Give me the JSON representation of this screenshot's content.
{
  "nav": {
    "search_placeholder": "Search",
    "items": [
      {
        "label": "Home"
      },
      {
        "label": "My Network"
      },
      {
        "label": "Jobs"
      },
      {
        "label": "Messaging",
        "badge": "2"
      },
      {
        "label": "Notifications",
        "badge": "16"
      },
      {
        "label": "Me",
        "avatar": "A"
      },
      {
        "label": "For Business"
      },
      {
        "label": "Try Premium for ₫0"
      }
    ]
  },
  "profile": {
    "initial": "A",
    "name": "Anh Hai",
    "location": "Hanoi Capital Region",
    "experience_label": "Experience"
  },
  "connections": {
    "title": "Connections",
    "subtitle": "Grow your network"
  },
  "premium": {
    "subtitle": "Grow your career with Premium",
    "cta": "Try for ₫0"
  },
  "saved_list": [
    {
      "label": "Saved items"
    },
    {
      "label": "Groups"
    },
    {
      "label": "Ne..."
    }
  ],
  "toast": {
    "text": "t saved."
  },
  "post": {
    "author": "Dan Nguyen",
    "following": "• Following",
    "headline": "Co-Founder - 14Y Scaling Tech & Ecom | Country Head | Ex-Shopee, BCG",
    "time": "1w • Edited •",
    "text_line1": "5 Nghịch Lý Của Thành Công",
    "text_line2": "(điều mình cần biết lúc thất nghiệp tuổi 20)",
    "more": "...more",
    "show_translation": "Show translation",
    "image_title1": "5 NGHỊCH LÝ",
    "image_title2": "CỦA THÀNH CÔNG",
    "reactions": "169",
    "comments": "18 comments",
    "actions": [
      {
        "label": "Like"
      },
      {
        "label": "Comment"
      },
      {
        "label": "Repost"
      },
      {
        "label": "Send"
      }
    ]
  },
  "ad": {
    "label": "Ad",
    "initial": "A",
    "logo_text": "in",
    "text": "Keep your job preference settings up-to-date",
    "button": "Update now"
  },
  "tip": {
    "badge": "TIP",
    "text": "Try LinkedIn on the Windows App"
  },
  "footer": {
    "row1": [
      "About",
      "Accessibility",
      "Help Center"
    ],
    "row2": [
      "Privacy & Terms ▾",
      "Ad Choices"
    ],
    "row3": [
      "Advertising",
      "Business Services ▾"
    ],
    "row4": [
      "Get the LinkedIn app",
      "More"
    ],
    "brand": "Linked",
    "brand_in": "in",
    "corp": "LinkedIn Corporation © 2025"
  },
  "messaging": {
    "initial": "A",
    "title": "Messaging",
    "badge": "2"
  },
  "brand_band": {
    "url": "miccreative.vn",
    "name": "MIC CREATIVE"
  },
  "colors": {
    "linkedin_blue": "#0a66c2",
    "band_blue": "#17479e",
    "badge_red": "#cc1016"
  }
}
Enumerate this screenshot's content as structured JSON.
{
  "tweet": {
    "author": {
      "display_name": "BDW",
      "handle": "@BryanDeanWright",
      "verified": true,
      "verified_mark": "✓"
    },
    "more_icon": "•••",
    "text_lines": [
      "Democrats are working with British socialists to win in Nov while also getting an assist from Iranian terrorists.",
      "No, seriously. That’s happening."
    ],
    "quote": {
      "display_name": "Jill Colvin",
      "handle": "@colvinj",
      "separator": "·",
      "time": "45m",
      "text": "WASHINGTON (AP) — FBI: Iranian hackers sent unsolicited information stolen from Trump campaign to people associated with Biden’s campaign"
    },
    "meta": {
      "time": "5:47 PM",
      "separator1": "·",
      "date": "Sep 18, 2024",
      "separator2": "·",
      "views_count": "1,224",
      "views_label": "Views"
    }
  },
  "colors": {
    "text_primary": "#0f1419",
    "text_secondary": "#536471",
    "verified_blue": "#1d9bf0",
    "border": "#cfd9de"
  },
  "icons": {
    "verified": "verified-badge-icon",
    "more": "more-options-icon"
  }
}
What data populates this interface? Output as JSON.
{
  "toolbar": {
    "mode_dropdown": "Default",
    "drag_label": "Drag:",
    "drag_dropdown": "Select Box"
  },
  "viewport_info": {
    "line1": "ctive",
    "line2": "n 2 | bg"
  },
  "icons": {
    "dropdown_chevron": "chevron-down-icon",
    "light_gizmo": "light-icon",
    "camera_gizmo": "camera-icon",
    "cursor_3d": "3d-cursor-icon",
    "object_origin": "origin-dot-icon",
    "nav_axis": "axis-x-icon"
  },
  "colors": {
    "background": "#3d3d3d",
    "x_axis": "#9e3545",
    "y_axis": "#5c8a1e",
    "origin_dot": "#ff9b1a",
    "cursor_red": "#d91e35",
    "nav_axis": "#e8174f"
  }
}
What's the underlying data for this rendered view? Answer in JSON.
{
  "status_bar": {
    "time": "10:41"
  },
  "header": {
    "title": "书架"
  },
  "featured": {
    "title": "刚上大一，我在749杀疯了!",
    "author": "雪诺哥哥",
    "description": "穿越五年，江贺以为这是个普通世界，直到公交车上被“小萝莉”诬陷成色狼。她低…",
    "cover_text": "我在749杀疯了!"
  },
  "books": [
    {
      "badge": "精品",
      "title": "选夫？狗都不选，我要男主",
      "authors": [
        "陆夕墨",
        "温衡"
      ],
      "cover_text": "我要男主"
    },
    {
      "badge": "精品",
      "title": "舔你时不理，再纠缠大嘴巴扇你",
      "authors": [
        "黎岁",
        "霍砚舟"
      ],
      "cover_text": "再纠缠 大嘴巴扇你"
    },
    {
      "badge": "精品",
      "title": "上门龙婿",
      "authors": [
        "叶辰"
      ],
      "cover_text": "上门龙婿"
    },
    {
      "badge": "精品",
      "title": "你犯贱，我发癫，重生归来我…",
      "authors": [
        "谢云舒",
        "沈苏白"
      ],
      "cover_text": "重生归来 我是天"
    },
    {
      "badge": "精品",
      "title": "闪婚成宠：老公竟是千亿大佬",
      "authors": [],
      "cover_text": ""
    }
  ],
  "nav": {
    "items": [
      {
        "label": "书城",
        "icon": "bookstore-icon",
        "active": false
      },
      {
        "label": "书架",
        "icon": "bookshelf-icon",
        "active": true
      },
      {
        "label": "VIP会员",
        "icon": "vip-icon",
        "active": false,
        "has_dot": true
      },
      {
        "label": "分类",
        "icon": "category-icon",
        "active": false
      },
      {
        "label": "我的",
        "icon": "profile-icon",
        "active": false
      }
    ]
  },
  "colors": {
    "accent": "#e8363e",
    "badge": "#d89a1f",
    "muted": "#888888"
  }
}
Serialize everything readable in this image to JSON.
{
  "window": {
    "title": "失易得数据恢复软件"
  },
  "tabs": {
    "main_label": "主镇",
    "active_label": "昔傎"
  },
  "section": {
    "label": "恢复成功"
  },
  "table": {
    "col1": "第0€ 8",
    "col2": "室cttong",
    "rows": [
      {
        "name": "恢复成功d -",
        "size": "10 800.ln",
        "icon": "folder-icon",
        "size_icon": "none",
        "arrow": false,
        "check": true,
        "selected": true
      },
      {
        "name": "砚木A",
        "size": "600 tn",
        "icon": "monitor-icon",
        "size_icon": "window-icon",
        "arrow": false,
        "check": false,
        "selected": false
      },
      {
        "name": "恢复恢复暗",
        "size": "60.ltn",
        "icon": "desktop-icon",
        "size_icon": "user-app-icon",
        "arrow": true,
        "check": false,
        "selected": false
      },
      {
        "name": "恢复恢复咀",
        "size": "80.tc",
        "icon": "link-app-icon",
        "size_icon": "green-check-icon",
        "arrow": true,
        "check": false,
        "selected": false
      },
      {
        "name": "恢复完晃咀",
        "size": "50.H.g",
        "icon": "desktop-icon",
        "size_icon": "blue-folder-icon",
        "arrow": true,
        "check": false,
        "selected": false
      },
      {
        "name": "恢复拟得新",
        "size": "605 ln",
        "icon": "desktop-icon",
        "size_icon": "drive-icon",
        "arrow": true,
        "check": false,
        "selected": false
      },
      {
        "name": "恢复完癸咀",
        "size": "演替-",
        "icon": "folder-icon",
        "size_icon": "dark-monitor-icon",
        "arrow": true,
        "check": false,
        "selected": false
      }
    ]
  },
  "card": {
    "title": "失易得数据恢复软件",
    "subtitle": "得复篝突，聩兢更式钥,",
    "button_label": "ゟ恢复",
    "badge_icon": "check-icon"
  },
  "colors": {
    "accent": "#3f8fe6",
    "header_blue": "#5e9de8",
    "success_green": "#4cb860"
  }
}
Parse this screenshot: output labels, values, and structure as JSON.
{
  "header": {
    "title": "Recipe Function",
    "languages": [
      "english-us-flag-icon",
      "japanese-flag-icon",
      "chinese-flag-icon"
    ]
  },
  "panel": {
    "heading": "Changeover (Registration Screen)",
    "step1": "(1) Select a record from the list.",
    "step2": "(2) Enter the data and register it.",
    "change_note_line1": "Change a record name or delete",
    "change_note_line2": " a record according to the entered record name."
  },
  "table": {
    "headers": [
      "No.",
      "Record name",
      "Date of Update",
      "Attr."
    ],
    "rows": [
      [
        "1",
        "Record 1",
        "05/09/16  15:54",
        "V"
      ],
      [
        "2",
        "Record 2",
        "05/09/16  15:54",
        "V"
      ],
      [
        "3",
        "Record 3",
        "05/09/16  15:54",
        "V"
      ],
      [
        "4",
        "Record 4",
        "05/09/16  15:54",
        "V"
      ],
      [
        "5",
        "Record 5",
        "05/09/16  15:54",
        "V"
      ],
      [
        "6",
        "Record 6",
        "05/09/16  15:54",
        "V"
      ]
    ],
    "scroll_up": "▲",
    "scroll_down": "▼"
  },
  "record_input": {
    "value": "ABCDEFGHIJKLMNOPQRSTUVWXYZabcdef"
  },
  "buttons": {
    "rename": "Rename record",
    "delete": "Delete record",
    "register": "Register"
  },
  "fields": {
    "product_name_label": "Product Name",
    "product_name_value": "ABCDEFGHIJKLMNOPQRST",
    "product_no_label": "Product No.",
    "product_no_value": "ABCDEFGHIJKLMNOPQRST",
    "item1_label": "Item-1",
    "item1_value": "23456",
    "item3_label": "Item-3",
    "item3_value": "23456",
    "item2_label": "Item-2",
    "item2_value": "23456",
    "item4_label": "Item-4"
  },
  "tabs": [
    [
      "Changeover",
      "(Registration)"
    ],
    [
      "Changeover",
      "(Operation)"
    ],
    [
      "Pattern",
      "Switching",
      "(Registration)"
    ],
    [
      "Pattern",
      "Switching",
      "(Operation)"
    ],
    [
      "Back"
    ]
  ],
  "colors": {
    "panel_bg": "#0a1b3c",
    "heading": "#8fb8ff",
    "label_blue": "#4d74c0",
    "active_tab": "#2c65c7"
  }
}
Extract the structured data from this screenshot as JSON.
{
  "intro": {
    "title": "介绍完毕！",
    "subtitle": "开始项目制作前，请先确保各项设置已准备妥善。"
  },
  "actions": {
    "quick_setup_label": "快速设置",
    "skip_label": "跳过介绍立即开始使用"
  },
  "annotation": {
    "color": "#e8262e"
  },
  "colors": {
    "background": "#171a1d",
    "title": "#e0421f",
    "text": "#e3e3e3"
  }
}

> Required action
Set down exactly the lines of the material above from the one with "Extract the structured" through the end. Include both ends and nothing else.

> Your solution
Extract the structured data from this screenshot as JSON.
{
  "intro": {
    "title": "介绍完毕！",
    "subtitle": "开始项目制作前，请先确保各项设置已准备妥善。"
  },
  "actions": {
    "quick_setup_label": "快速设置",
    "skip_label": "跳过介绍立即开始使用"
  },
  "annotation": {
    "color": "#e8262e"
  },
  "colors": {
    "background": "#171a1d",
    "title": "#e0421f",
    "text": "#e3e3e3"
  }
}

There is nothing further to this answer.